ICE has yet to confirm that a mass deportation of South Asian asylum seekers is set to take place this week. Katherine Weathers, a visitor volunteer with the Etowah Visitation Project, an organization that enables community members to visit with men in detention at the Etowah County Detention Center in Gadsden, Alabama, told Rewire that last week eight South Asian men were moved from Etowah to Louisiana, the same transfer route made in April when 85 mostly Muslim South Asian asylum seekers were deported.

One of the men in detention told Weathers that an ICE officer said to him a “mass deportation was being arranged.” The South Asian asylum seeker who contacted Weathers lived in the United States for more than 20 years before being detained. He said he would call her Monday morning if he wasn’t transferred out of Etowah for deportation. He never called.

In the weeks following the mass deportation in April, it was alleged by the deported South Asian migrants that ICE forcefully placed them in “body bags” and that officers shocked them with Tasers. DRUM has been in touch with some of the Bangladeshis who were deported. Ahmed said many returned to Bangladesh, but there were others who remain in hiding.

“There are a few of them [who were deported] who despite being in Bangladesh for three months, have not returned to their homes because their homes keep getting visited by police or intelligence,” Ahmed said.

The Bangladeshi men escaped to the United States because of their affiliations and activities with the Bangladesh Nationalist Party (BNP), the opposition party in Bangladesh, as Rewire reported in April. Being affiliated with this party, advocates said, has made them targets of the Bangladesh Awami League, the country’s governing party.

DHS last year adopted the position that BNP, the second largest political party in Bangladesh, is an “undesignated ‘Tier III’ terrorist organization” and that members of the BNP are ineligible for asylum or withholding of removal due to alleged engagement in terrorist activities. It is unclear how many of the estimated four dozen men who will be deported this week are from Bangladesh.

Ahmed said that mass deportations of a particular group are not unusual. When there are many migrants from the same country who are going to be deported, DHS arranges large charter flights. However, South Asian asylum seekers appear to be targeted in a different way. After two years in detention, the four dozen men set to be deported have been denied due process for their asylum requests, according to Ahmed.

“South Asians are coming here and being locked in detention for indefinite periods and the ability for anybody, but especially smaller communities, to win their asylum cases while inside detention is nearly impossible,” Ahmed told Rewire. “South Asians also continue to get the highest bond amounts, from $20,000 to $50,000. All of this prevents them from being able to properly present their asylum cases. The fact that those who have been deported back to Bangladesh are still afraid to go back to their homes proves that they were in the United States because they feared for their safety. They don’t get a chance to properly file their cases while in detention.”

Winning an asylum claim while in detention is rare. Access to legal counsel is limited inside detention centers, which are often in remote, rural areas.

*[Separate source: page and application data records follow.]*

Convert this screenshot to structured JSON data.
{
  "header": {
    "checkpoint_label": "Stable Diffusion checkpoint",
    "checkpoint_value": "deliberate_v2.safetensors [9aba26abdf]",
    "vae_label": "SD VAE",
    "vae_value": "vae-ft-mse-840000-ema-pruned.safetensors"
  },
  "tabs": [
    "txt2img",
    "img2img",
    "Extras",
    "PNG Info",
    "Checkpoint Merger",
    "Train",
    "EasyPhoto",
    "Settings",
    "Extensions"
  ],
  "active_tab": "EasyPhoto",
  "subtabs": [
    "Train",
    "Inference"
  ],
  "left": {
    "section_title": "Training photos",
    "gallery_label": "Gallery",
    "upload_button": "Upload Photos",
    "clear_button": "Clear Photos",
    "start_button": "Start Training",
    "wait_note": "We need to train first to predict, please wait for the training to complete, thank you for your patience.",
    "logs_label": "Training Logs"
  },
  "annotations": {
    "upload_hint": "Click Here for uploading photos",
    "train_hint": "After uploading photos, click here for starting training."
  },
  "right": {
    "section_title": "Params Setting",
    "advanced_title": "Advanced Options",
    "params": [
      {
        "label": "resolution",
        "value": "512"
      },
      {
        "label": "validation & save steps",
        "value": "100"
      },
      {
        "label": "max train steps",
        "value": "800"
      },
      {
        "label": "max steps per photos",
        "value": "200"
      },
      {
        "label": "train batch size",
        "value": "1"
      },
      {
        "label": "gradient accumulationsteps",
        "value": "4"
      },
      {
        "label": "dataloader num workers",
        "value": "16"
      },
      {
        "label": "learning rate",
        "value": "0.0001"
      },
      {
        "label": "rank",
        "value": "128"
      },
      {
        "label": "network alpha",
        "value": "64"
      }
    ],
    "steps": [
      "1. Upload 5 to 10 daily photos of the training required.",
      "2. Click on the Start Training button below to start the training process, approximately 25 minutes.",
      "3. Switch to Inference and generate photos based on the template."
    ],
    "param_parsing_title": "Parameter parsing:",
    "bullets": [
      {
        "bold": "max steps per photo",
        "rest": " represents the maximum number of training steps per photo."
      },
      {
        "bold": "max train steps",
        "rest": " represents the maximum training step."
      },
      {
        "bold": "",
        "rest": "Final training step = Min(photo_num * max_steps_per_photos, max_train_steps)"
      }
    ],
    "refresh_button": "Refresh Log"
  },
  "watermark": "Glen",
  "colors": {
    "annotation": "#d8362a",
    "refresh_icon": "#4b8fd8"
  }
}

As the Tahirih Justice Center reported, attorneys face “enormous hurdles in representing their clients, such as difficulty communicating regularly, prohibitions on meeting with and accompanying clients to appointments with immigration officials, restrictions on the use of office equipment in client meetings, and other difficulties would not exist if refugees were free to attend meetings in attorneys’ offices.”

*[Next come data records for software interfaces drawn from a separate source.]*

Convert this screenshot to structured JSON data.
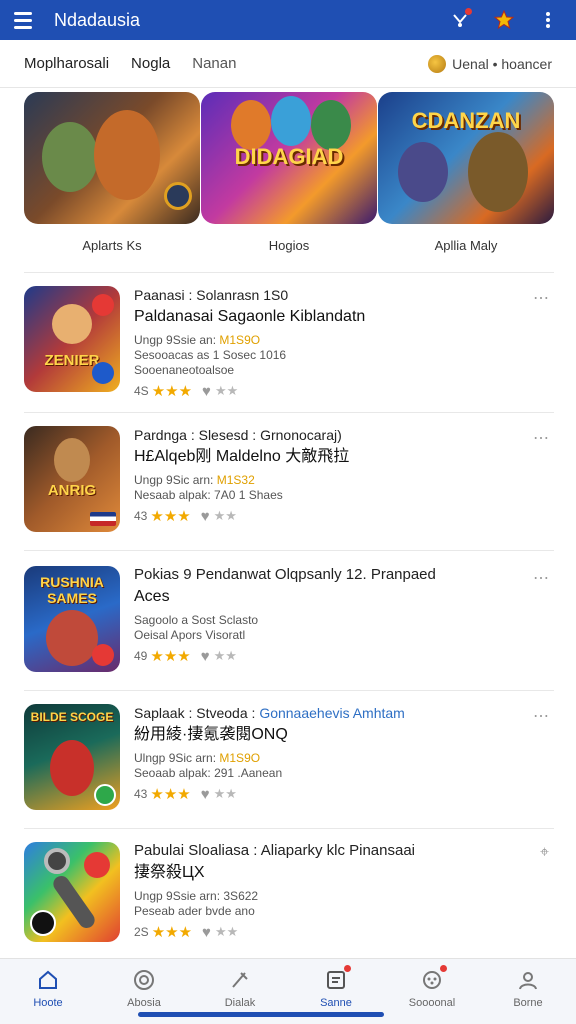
{
  "app_bar": {
    "title": "Ndadausia",
    "icons": [
      "menu-icon",
      "notification-icon",
      "star-icon",
      "more-vert-icon"
    ]
  },
  "tabs": {
    "items": [
      "Moplharosali",
      "Nogla",
      "Nanan"
    ],
    "right_label": "Uenal • hoancer"
  },
  "featured": [
    {
      "caption": "Aplarts Ks"
    },
    {
      "caption": "Hogios",
      "art_text": "DIDAGIAD"
    },
    {
      "caption": "Apllia Maly",
      "art_text": "CDANZAN"
    }
  ],
  "list": [
    {
      "line1": "Paanasi : Solanrasn 1S0",
      "line2": "Paldanasai Sagaonle Kiblandatn",
      "line3_prefix": "Ungp 9Ssie an: ",
      "price": "M1S9O",
      "line4a": "Sesooacas as 1 Sosec 1016",
      "line4b": "Sooenaneotoalsoe",
      "rating_num": "4S",
      "thumb_text": "ZENIER"
    },
    {
      "line1": "Pardnga : Slesesd : Grnonocaraj)",
      "line2": "H£Alqeb刚 Maldelno 大敵飛拉",
      "line3_prefix": "Ungp 9Sic arn: ",
      "price": "M1S32",
      "line4a": "Nesaab alpak: 7A0 1 Shaes",
      "line4b": "",
      "rating_num": "43",
      "thumb_text": "ANRIG"
    },
    {
      "line1": "Pokias 9 Pendanwat Olqpsanly 12. Pranpaed",
      "line2": "Aces",
      "line3_prefix": "Sagoolo a Sost Sclasto",
      "price": "",
      "line4a": "Oeisal Apors Visoratl",
      "line4b": "",
      "rating_num": "49",
      "thumb_text": "RUSHNIA SAMES"
    },
    {
      "line1_prefix": "Saplaak : Stveoda : ",
      "line1_link": "Gonnaaehevis Amhtam",
      "line2": "紛用綾·捿氪袭閱ONQ",
      "line3_prefix": "Ulngp 9Sic arn: ",
      "price": "M1S9O",
      "line4a": "Seoaab alpak: 291 .Aanean",
      "line4b": "",
      "rating_num": "43",
      "thumb_text": "BILDE SCOGE"
    },
    {
      "line1": "Pabulai Sloaliasa : Aliaparky klc Pinansaai",
      "line2": "捿祭殺ЦХ",
      "line3_prefix": "Ungp 9Ssie arn: 3S622",
      "price": "",
      "line4a": "Peseab ader bvde ano",
      "line4b": "",
      "rating_num": "2S",
      "thumb_text": ""
    }
  ],
  "bottom_nav": [
    {
      "label": "Hoote",
      "icon": "home-icon",
      "active": true
    },
    {
      "label": "Abosia",
      "icon": "target-icon",
      "active": false
    },
    {
      "label": "Dialak",
      "icon": "brush-icon",
      "active": false
    },
    {
      "label": "Sanne",
      "icon": "news-icon",
      "active": true
    },
    {
      "label": "Soooonal",
      "icon": "game-icon",
      "active": false
    },
    {
      "label": "Borne",
      "icon": "profile-icon",
      "active": false
    }
  ],
  "colors": {
    "primary": "#1f4fb3",
    "star": "#f2a900",
    "price": "#e0a000",
    "link": "#2e6fc4"
  }
}
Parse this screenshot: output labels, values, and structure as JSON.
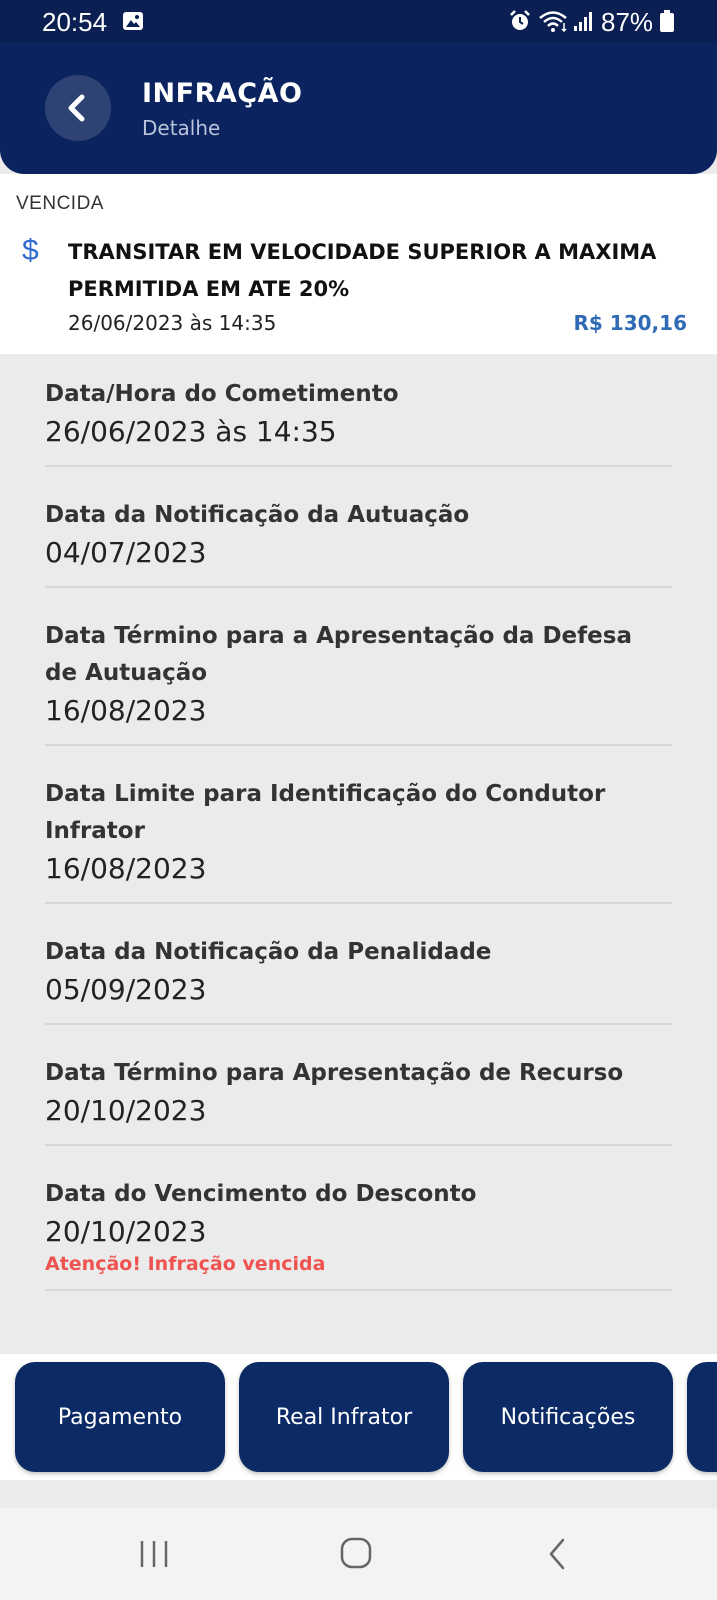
{
  "status_bar": {
    "time": "20:54",
    "battery": "87%",
    "icons": [
      "gallery-icon",
      "alarm-icon",
      "wifi-icon",
      "signal-icon",
      "battery-icon"
    ]
  },
  "header": {
    "title": "INFRAÇÃO",
    "subtitle": "Detalhe",
    "back_icon": "chevron-left-icon"
  },
  "summary": {
    "status": "VENCIDA",
    "icon": "dollar-icon",
    "title": "TRANSITAR EM VELOCIDADE SUPERIOR A MAXIMA PERMITIDA EM ATE 20%",
    "datetime": "26/06/2023 às 14:35",
    "amount": "R$ 130,16"
  },
  "details": [
    {
      "label": "Data/Hora do Cometimento",
      "value": "26/06/2023 às 14:35"
    },
    {
      "label": "Data da Notificação da Autuação",
      "value": "04/07/2023"
    },
    {
      "label": "Data Término para a Apresentação da Defesa de Autuação",
      "value": "16/08/2023"
    },
    {
      "label": "Data Limite para Identificação do Condutor Infrator",
      "value": "16/08/2023"
    },
    {
      "label": "Data da Notificação da Penalidade",
      "value": "05/09/2023"
    },
    {
      "label": "Data Término para Apresentação de Recurso",
      "value": "20/10/2023"
    },
    {
      "label": "Data do Vencimento do Desconto",
      "value": "20/10/2023",
      "warning": "Atenção! Infração vencida"
    }
  ],
  "actions": [
    "Pagamento",
    "Real Infrator",
    "Notificações",
    ""
  ],
  "colors": {
    "primary": "#0b2460",
    "accent": "#2f6bd0",
    "warning": "#ef5350",
    "background": "#ebebeb"
  },
  "nav": [
    "recent-apps-icon",
    "home-icon",
    "back-icon"
  ]
}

“I worry about the situation they’re returning to and how they fear for their lives,” Ahmed said. “They’ve been identified by the government they were trying to escape and because of their participation in the hunger strike, they are believed to have dishonored their country. These men fear for their lives.”